I think they should continue the effort with Rahal L. racing team.
As far as 2010 Le man goes they won it and got 3rd position in 2011. I do not consider that bad results. So if Corvettes GT2 cars went and competed. I think BMW M3 GT2 cars should have done the same. Because they are pretty competitive with those Corvettes. In fact they might have done better then the Corvette cars that suffered real bad luck.
This is it for the M3- there is no more E92 and BMW does not race obsolete products since racing is just a form of marketing. Why on earth would they spend money to race something they no longer make?? If BMW races in ALMS it will not be BMW Motorsport backed. If RLL wants to field their own team and get their own sponsors etc. that is up to them but BMW is not going to invest any capital in a car that has been sent to pasture. The next generation car will not be here for several years and unless something miraculous happens with the Z4 GT3 there will be no BMW racing in the US. I met with Dr. Jens on Saturday- he said they have no indication at this time that the Z4 GT3 will be homologated for any race series in the US unless it is redesigned and if that is the case, it makes no business sense to do such a thing as the car is racing well around the world for privateer teams and sales have been excellent, with order books full in current form.
As for Corvette- GM uses it as a loss leader for marketing so anything they do is solely to sell other cars. BMW has no loss leaders from a marketing standpoint- also Corvette Racing has sponsors with DEEP pockets that just want to see their name on a car on the grid- BMW sponsors are not the same animal and some have also taken money from the GT cars and put it into DTM.

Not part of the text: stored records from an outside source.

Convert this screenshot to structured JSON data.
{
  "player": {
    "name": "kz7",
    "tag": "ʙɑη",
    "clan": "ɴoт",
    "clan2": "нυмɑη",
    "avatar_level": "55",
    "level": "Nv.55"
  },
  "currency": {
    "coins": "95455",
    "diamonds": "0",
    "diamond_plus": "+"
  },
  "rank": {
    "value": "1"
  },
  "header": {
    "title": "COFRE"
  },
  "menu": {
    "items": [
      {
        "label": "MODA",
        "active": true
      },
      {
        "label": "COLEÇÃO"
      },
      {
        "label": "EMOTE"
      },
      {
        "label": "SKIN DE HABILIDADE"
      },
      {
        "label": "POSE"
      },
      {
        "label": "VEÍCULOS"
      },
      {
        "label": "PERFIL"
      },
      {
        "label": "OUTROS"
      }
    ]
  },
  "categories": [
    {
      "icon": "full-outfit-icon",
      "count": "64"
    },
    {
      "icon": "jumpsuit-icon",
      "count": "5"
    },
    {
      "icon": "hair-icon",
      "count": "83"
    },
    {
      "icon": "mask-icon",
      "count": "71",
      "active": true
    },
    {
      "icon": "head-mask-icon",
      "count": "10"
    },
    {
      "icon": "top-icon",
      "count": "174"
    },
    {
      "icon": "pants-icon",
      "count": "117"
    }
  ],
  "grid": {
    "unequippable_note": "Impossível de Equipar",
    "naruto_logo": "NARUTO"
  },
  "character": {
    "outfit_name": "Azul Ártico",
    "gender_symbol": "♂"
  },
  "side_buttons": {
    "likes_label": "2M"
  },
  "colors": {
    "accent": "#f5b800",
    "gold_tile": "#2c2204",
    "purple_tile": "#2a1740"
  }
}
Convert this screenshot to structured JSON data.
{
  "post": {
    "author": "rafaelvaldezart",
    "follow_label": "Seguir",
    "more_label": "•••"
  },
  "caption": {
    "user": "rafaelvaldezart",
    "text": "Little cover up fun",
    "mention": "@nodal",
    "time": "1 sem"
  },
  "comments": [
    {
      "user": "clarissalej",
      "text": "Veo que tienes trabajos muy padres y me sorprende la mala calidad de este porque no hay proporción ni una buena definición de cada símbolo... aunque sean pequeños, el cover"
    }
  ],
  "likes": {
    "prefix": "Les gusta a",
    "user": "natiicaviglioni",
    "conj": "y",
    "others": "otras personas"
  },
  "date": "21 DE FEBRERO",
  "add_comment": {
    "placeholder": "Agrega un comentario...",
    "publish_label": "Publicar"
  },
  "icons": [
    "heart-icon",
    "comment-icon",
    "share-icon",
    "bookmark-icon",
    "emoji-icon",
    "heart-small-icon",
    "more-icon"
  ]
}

There were 140,000 fans this weekend in Nuremberg for the DTM race- millions more watched on TV. One race has more specatators than the entire ALMS season does. And in the US sadly- racing does not sell cars; Mercedes doesn't even race in the US, neither does Lexus and Audi only visits the states for a few races. The precedent has been established that racing in the US outside Nascar is limited to niche individuals and those individuals are only a small percentage of all car buyers (I am in that niche but don't base car purchases on race results like some).
As for Le Mans it is a huge race, lots of fans but is sponsoring a car there worth the same money as a Super Bowl ad especially if you do not think you can win? That's how marketing works... To racing fans it is something different but just like your favorite sports teams the product put out has to make a profit in the end. More people watch the Super Bowl and more are likely to take interest in a product if the ad is a good one- Dig up the Le Mans numbers in the US and you will be surprised at how small the audience is, its not worth the money outside for the art car...
Le Mans in Europe gets big numbers but DTM overall is a better investment and there is no need to have to grease the "off the record" French authorities to be able to enter and field a team.
Once again though- look at BMWNA and how they have now begun to package cars for more luxury, they are softer and comfortable does that equal racing?